You died a few minutes after 8 on a Friday morning. It had been a long few days. Monday night, you struggled to breathe, and needed treatments every few hours. Tuesday night, you couldn't clear mucus from your throat and were nearly choking on it at times. On Wednesday morning, Hospice told us that you were leaving us. So we started hourly morphine doses to keep you comfortable. I think sometime Wednesday was the last time you were conscious.

On Thursday, your pulse oxygen level was in the 30s all day. Your heart was still strong, but the rest of your body was failing. I sat with you Thursday night, and wondered how long you could last. When we started this, I promised myself I could be as strong as I needed to be, for as long as I needed to. By Friday morning, I was at my breaking point. I was extremely tired, and just wanted you to be at peace. I cried, and begged, and pleaded. And then in just a few short minutes, you were gone. Your heart lasted until I was ready to collapse. Maybe that means we were perfectly matched.

Nearly all your family was here around you... telling stories, laughing, and crying as we waited with you. People who couldn't be here were sending in stories for us to tell. There was a lot of love. There is no where I would have rather been than by your side.

By the end of that day, most of your medical equipment had been packed up and moved out, and we had started to make your arrangements. It was strange, and very surreal. But I could still feel you here. I could feel you in the love that surrounded us, and in my heart. I still feel you. I know you'll always be there.

I love you,

Monday, February 23, 2015

Goodbye, Tony

Anthony Peter Conway, 36, ended his relationship with ALS on Friday, February 20, at his home outside Lexington. He was born in Glasgow, Scotland and grew up in southern England. He loved sports, and played rugby and soccer while growing up. He was also a member of the Royal Air Force Air Training Corps. His love of soccer and interest in the military brought him to Virginia Military Institute where he was a varsity letterman and soccer team captain. 

He had a broad range of talents and interests, and was good at almost everything he tried; he had a special talent for making others feel important.
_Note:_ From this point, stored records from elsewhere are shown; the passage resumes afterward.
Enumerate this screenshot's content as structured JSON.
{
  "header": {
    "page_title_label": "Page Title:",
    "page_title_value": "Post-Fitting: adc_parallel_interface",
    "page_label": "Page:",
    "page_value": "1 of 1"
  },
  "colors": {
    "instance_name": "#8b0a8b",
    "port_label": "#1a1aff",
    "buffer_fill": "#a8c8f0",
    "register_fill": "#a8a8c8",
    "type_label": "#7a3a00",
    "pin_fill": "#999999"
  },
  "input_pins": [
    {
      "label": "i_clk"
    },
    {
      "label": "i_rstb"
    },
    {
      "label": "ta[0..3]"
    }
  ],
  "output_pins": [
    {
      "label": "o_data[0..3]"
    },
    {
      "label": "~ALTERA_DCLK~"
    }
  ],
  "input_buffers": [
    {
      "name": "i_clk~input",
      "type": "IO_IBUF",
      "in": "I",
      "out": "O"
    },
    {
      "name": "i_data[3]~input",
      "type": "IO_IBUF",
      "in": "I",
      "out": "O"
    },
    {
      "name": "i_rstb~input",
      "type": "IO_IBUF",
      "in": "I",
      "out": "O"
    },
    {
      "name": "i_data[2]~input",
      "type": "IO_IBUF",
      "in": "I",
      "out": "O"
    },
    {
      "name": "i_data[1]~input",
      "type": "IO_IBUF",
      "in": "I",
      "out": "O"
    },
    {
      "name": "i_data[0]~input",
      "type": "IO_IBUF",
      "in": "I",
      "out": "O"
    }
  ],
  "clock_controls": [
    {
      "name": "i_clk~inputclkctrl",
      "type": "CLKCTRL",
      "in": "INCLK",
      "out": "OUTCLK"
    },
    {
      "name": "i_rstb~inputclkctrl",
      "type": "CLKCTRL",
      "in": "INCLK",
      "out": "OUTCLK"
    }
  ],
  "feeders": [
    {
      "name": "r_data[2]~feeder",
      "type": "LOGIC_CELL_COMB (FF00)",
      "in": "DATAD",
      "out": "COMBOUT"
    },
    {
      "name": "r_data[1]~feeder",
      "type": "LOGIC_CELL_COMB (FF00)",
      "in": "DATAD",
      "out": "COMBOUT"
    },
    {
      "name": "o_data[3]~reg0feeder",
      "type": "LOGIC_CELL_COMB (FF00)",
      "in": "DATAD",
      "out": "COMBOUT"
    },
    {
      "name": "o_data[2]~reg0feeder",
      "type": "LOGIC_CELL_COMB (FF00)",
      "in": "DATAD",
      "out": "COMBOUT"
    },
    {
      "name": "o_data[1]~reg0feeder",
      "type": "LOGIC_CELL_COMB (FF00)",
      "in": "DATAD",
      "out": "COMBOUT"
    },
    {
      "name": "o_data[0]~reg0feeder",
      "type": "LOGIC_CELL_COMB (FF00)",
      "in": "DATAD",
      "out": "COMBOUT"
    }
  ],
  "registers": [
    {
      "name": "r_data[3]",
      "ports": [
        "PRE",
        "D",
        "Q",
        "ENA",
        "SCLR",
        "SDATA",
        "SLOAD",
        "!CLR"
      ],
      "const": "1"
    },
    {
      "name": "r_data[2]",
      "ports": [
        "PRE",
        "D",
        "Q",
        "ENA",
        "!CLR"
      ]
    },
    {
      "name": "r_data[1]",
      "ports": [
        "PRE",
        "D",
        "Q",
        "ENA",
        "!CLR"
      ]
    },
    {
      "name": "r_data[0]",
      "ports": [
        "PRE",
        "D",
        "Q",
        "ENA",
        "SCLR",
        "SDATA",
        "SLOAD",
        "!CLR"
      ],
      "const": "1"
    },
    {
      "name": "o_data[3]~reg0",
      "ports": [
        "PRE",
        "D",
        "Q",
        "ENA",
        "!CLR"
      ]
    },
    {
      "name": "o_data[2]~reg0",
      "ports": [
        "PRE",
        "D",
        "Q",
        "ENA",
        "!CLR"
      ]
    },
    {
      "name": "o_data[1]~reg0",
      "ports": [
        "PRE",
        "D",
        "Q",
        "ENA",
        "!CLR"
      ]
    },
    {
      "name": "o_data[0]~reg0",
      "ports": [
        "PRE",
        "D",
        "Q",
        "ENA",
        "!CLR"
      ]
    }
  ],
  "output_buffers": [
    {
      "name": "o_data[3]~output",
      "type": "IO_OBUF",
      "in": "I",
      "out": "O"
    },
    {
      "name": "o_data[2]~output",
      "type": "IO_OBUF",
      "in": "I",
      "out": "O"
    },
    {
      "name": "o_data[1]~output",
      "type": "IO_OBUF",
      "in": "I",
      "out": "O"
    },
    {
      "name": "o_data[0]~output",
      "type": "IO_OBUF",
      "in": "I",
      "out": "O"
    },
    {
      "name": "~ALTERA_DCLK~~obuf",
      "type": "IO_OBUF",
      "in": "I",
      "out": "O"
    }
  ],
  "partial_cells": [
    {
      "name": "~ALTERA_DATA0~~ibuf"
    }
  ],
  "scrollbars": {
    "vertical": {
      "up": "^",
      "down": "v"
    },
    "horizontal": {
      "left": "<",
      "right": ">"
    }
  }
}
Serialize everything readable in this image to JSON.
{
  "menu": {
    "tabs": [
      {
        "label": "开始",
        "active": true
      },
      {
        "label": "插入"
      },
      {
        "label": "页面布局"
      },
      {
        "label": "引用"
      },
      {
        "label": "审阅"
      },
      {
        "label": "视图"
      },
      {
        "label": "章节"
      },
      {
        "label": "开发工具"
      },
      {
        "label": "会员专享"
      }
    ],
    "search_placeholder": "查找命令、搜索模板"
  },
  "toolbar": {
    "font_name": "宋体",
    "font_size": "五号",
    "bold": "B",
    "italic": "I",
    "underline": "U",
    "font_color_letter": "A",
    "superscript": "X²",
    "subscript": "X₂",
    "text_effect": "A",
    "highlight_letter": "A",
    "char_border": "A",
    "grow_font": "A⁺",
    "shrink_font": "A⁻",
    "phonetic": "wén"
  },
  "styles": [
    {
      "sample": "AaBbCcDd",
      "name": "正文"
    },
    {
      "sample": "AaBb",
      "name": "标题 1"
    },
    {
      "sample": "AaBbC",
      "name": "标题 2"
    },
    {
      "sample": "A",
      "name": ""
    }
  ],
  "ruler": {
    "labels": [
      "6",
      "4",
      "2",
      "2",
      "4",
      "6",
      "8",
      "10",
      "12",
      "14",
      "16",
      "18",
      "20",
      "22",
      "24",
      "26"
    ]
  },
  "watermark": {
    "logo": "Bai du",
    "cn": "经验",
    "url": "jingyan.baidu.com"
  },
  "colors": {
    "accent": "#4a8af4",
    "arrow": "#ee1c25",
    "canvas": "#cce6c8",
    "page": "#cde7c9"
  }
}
After graduating in 2001, he worked in construction and then taught English and technology at Rockbridge County High School for several years. He was then able to use his computer skills as a database manager at Rockbridge County Schools and then the Washington & Lee University Office of Admissions. He continued his love of soccer by following Celtic FC, coaching at RCHS, playing pick-up with the Lexington Vultures, and becoming Assistant Coach of the VMI men’s soccer team.

In 2011, he was diagnosed with ALS and devoted himself to making the most of the time he had. He had many incredible adventures, and encouraged everyone who knew him to make the most of every day. He wrote about his adventures and his illness on his blog, which touched many. The example he set made an impact around the world, especially in the Celtic FC and Rockbridge communities and within the VMI family. The outpouring of support during the Ice Bucket Challenge was a testament of the strength of his presence.

Tony is survived by his wife, Amanda Tardy Conway, and daughters Cora and Louise Conway; his parents, John and Pauline Conway of Charlotte, NC; brother, Martin Conway, his wife, Julie, and children, Clare, Ryan, Norah, and Ella Conway of Huntersville, NC; his wife’s family, Claudia Huffman, David Tardy, Phyllis Bennington, and Renata and Brian Kleinchester.

In lieu of flowers, contributions can be made to Rockbridge Area Hospice and the PackardCenter for ALS Research at Johns Hopkins. Arrangements will be handled by Harrison Funeral Home & Crematory and a memorial service will be held on Friday, March 6th at 11:30 AM in Jackson Memorial Hall at VMI, which a reception to follow at Moody Hall. By Tony’s special request, no one attending the service should wear black.